Wednesday, October 02, 2019

Courts Rule On Virginia and Georgia Abortion Statutes

In Falls Church Medical Center, LLC v. Oliver, (ED VA, Sept. 30, 2019), a Virginia federal district court upheld some parts of Virginia's statute regulating abortions, but invalidated other parts, saying in part:
[E]nforcement of the ... Guidelines with respect to first trimester abortion procedures, and the requirement that non-surgical second trimester abortion procedures-up to the point of viability-be performed in outpatient surgical hospitals, present a substantial obstacle to women seeking an abortion and impose an undue burden on that right, in violation of the Due Process Clause of the Fourteenth Amendment.... On the other hand, evidence of the heightened potential for complications warrant the requirement that surgical abortion procedures during the second trimester should be performed in a hospital setting.
... [B]ased on a seamless line of authority, this Court cannot conclude that the Physician-Only law ... is either unduly burdensome or improvident when weighed against the State's well-recognized responsibility for ensuring safe abortion care.
... Plaintiffs have failed to demonstrate by a preponderance of the evidence that ... requiring a mandatory ultrasound and waiting period, amount to a substantial obstacle preventing a woman's access to abortion care in Virginia.
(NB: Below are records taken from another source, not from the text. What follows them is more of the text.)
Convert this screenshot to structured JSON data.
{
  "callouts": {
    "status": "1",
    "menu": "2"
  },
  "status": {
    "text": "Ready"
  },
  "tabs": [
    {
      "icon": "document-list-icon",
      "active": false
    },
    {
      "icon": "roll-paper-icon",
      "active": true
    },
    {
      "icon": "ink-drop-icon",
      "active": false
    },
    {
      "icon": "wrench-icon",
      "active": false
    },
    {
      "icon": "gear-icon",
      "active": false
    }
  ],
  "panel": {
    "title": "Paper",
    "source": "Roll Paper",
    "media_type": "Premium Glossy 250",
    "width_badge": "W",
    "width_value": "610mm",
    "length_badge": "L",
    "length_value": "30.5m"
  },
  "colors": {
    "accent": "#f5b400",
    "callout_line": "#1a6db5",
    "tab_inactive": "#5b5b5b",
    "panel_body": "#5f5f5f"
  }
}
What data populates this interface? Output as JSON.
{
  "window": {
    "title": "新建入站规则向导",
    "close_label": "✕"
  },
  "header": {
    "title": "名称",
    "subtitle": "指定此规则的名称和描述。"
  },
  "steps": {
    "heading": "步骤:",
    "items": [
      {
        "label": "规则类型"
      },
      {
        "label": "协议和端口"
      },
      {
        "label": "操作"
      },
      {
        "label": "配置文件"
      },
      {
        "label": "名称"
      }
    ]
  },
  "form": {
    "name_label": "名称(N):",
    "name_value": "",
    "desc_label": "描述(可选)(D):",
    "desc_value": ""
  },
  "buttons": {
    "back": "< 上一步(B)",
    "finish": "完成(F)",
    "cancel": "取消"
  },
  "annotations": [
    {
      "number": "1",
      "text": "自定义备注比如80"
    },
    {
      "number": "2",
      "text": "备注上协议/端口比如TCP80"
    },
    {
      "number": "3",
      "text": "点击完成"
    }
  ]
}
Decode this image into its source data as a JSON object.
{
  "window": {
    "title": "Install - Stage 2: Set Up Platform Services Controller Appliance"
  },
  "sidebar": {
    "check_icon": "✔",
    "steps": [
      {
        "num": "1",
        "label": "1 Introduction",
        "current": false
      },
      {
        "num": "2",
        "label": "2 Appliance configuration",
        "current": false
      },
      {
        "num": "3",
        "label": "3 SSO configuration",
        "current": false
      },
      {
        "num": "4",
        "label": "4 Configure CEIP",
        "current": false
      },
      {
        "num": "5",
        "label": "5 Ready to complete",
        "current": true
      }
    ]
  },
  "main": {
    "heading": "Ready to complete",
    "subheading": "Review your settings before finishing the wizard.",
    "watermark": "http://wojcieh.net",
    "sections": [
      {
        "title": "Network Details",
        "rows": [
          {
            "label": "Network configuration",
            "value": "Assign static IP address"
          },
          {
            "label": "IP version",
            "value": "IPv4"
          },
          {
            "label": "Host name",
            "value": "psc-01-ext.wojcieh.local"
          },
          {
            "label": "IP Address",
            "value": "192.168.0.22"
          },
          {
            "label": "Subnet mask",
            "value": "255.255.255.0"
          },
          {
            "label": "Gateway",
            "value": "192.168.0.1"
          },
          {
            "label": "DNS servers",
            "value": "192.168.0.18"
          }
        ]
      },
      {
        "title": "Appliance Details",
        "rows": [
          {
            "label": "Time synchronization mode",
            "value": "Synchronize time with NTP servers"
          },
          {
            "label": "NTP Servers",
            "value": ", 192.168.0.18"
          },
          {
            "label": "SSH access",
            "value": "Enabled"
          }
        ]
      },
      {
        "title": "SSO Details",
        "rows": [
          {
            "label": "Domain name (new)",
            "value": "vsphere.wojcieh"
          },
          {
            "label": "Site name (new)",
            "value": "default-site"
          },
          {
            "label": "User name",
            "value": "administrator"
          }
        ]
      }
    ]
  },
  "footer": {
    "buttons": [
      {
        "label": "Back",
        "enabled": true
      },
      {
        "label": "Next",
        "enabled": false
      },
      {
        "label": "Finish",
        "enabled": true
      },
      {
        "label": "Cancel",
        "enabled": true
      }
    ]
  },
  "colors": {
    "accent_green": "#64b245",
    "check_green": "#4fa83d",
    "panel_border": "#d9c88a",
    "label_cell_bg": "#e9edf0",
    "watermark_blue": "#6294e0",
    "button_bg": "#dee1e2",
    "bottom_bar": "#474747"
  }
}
Plaintiffs have further failed to show that the statute's informed consent requirement imposes an undue burden.
Undoubtedly, the requirement that abortion clinics submit to biennial inspection ... is burdensome for clinic personnel. However, it is no more burdensome than inspection requirements for other medical facilities that provide similar services....
AP reports on the decision.

In SisterSong Women of Color Reproductive Justice Collective v. Kemp, (ND GA, Oct. 1, 2019), a Georgia federal district court issued a preliminary injunction against enforcement of Georgia's statute that prohibits abortions after detection of a fetal heartbeat.  The court said in part:
Plaintiffs have therefore met their burden of showing that H.B. 481, in prohibiting abortions after a fetal heartbeat is detectable, would operate as “a substantial obstacle to a woman’s choice to undergo an abortion” in “a large fraction” of relevant cases.....
Furthermore, as discussed above in detail, the Supreme Court has repeatedly and unequivocally held that a State may not ban abortion prior to viability.
Center for Reproductive Rights issued a press release announcing the decision.